I'd like every record given again exactly, please.

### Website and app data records
☆ ☆ ☆ ☆ ☆

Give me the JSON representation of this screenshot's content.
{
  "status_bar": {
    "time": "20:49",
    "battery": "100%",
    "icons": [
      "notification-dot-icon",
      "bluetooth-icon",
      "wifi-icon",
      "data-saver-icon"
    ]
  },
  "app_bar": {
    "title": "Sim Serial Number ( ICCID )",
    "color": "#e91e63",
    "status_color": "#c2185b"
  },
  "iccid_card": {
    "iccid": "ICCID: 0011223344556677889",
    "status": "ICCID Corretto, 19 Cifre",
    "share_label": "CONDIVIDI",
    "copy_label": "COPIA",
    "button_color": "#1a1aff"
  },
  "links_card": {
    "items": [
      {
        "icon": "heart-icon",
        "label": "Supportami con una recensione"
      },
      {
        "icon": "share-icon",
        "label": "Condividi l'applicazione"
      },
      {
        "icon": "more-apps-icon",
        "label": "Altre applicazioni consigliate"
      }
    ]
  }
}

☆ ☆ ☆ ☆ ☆

### Expected answer
Give me the JSON representation of this screenshot's content.
{
  "status_bar": {
    "time": "20:49",
    "battery": "100%",
    "icons": [
      "notification-dot-icon",
      "bluetooth-icon",
      "wifi-icon",
      "data-saver-icon"
    ]
  },
  "app_bar": {
    "title": "Sim Serial Number ( ICCID )",
    "color": "#e91e63",
    "status_color": "#c2185b"
  },
  "iccid_card": {
    "iccid": "ICCID: 0011223344556677889",
    "status": "ICCID Corretto, 19 Cifre",
    "share_label": "CONDIVIDI",
    "copy_label": "COPIA",
    "button_color": "#1a1aff"
  },
  "links_card": {
    "items": [
      {
        "icon": "heart-icon",
        "label": "Supportami con una recensione"
      },
      {
        "icon": "share-icon",
        "label": "Condividi l'applicazione"
      },
      {
        "icon": "more-apps-icon",
        "label": "Altre applicazioni consigliate"
      }
    ]
  }
}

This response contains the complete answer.